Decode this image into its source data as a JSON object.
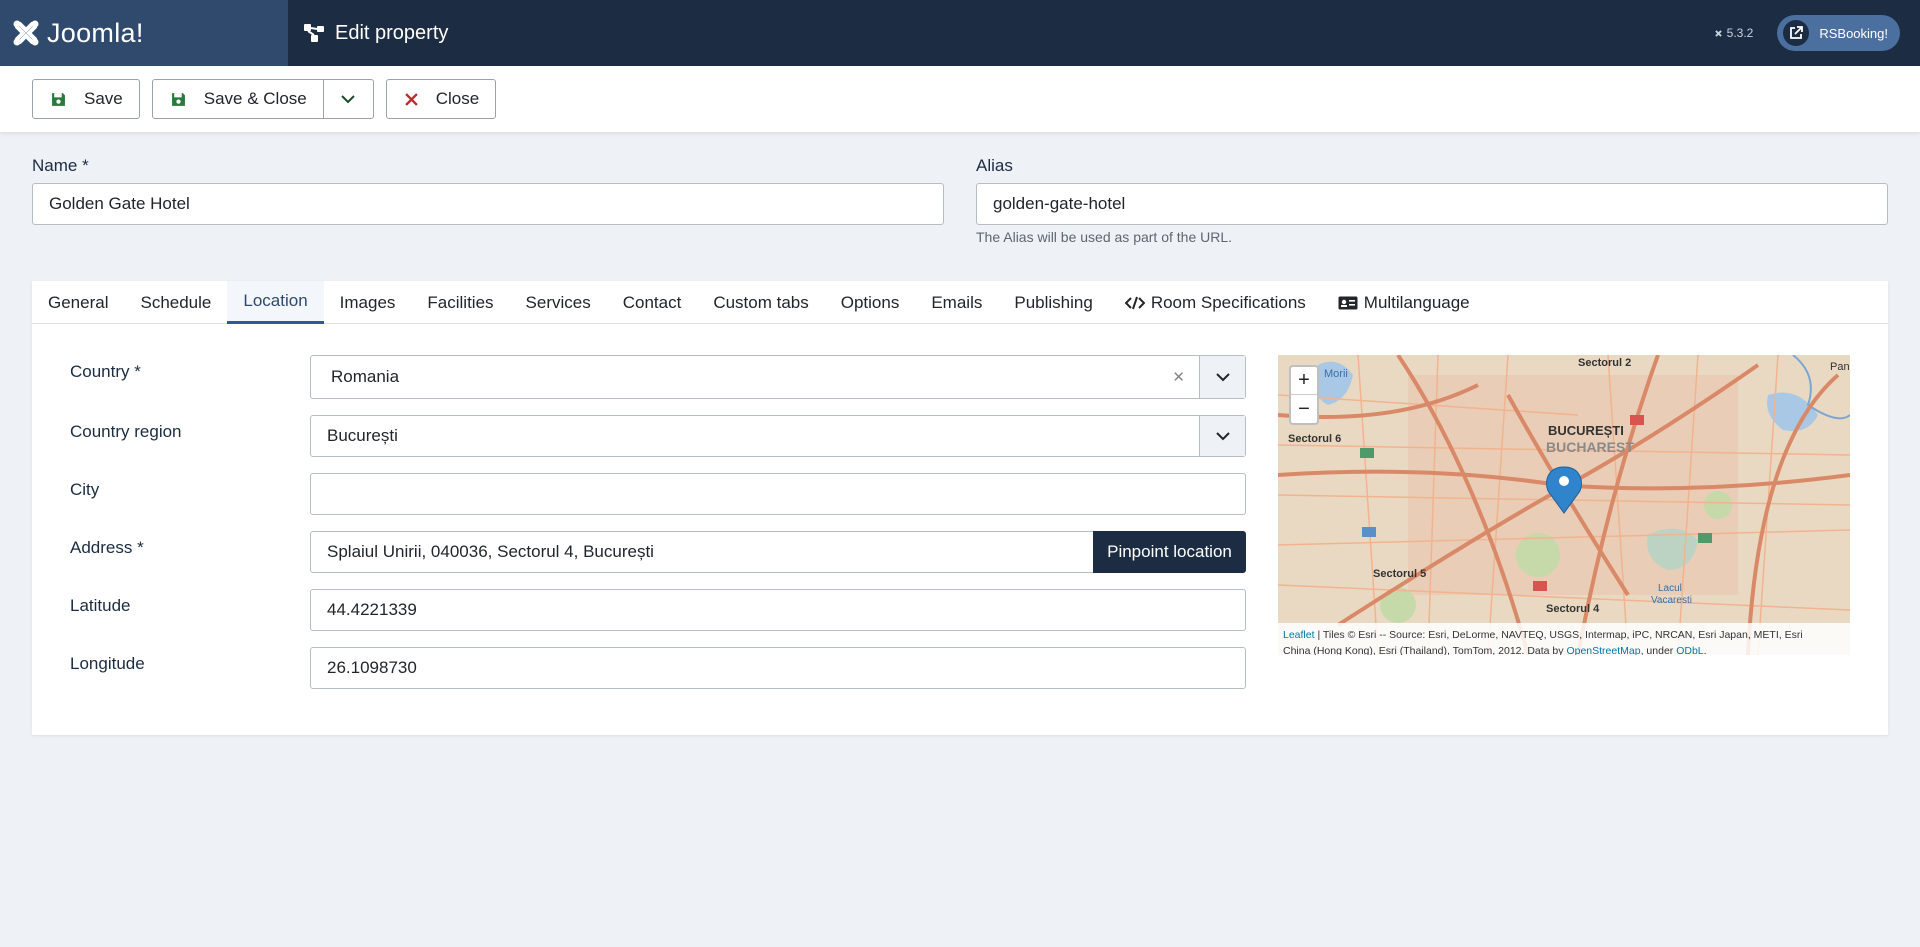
{
  "header": {
    "logo_text": "Joomla!",
    "title": "Edit property",
    "version": "5.3.2",
    "ext_button": "RSBooking!"
  },
  "toolbar": {
    "save": "Save",
    "save_close": "Save & Close",
    "close": "Close"
  },
  "form": {
    "name_label": "Name *",
    "name_value": "Golden Gate Hotel",
    "alias_label": "Alias",
    "alias_value": "golden-gate-hotel",
    "alias_hint": "The Alias will be used as part of the URL."
  },
  "tabs": [
    {
      "label": "General"
    },
    {
      "label": "Schedule"
    },
    {
      "label": "Location"
    },
    {
      "label": "Images"
    },
    {
      "label": "Facilities"
    },
    {
      "label": "Services"
    },
    {
      "label": "Contact"
    },
    {
      "label": "Custom tabs"
    },
    {
      "label": "Options"
    },
    {
      "label": "Emails"
    },
    {
      "label": "Publishing"
    },
    {
      "label": "Room Specifications"
    },
    {
      "label": "Multilanguage"
    }
  ],
  "location": {
    "country_label": "Country *",
    "country_value": "Romania",
    "region_label": "Country region",
    "region_value": "București",
    "city_label": "City",
    "city_value": "",
    "address_label": "Address *",
    "address_value": "Splaiul Unirii, 040036, Sectorul 4, București",
    "pinpoint_button": "Pinpoint location",
    "latitude_label": "Latitude",
    "latitude_value": "44.4221339",
    "longitude_label": "Longitude",
    "longitude_value": "26.1098730"
  },
  "map": {
    "zoom_in": "+",
    "zoom_out": "−",
    "labels": {
      "city_ro": "BUCUREȘTI",
      "city_en": "BUCHAREST",
      "sector2": "Sectorul 2",
      "sector6": "Sectorul 6",
      "sector5": "Sectorul 5",
      "sector4": "Sectorul 4",
      "morii": "Morii",
      "pan": "Pan",
      "lacul": "Lacul",
      "vacaresti": "Vacaresti"
    },
    "attribution": {
      "leaflet": "Leaflet",
      "text1": " | Tiles © Esri -- Source: Esri, DeLorme, NAVTEQ, USGS, Intermap, iPC, NRCAN, Esri Japan, METI, Esri",
      "text2": "China (Hong Kong), Esri (Thailand), TomTom, 2012. Data by ",
      "osm": "OpenStreetMap",
      "under": ", under ",
      "odbl": "ODbL",
      "end": "."
    }
  }
}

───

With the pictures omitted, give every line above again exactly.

ANSWER SPACE:
Decode this image into its source data as a JSON object.
{
  "header": {
    "logo_text": "Joomla!",
    "title": "Edit property",
    "version": "5.3.2",
    "ext_button": "RSBooking!"
  },
  "toolbar": {
    "save": "Save",
    "save_close": "Save & Close",
    "close": "Close"
  },
  "form": {
    "name_label": "Name *",
    "name_value": "Golden Gate Hotel",
    "alias_label": "Alias",
    "alias_value": "golden-gate-hotel",
    "alias_hint": "The Alias will be used as part of the URL."
  },
  "tabs": [
    {
      "label": "General"
    },
    {
      "label": "Schedule"
    },
    {
      "label": "Location"
    },
    {
      "label": "Images"
    },
    {
      "label": "Facilities"
    },
    {
      "label": "Services"
    },
    {
      "label": "Contact"
    },
    {
      "label": "Custom tabs"
    },
    {
      "label": "Options"
    },
    {
      "label": "Emails"
    },
    {
      "label": "Publishing"
    },
    {
      "label": "Room Specifications"
    },
    {
      "label": "Multilanguage"
    }
  ],
  "location": {
    "country_label": "Country *",
    "country_value": "Romania",
    "region_label": "Country region",
    "region_value": "București",
    "city_label": "City",
    "city_value": "",
    "address_label": "Address *",
    "address_value": "Splaiul Unirii, 040036, Sectorul 4, București",
    "pinpoint_button": "Pinpoint location",
    "latitude_label": "Latitude",
    "latitude_value": "44.4221339",
    "longitude_label": "Longitude",
    "longitude_value": "26.1098730"
  },
  "map": {
    "zoom_in": "+",
    "zoom_out": "−",
    "labels": {
      "city_ro": "BUCUREȘTI",
      "city_en": "BUCHAREST",
      "sector2": "Sectorul 2",
      "sector6": "Sectorul 6",
      "sector5": "Sectorul 5",
      "sector4": "Sectorul 4",
      "morii": "Morii",
      "pan": "Pan",
      "lacul": "Lacul",
      "vacaresti": "Vacaresti"
    },
    "attribution": {
      "leaflet": "Leaflet",
      "text1": " | Tiles © Esri -- Source: Esri, DeLorme, NAVTEQ, USGS, Intermap, iPC, NRCAN, Esri Japan, METI, Esri",
      "text2": "China (Hong Kong), Esri (Thailand), TomTom, 2012. Data by ",
      "osm": "OpenStreetMap",
      "under": ", under ",
      "odbl": "ODbL",
      "end": "."
    }
  }
}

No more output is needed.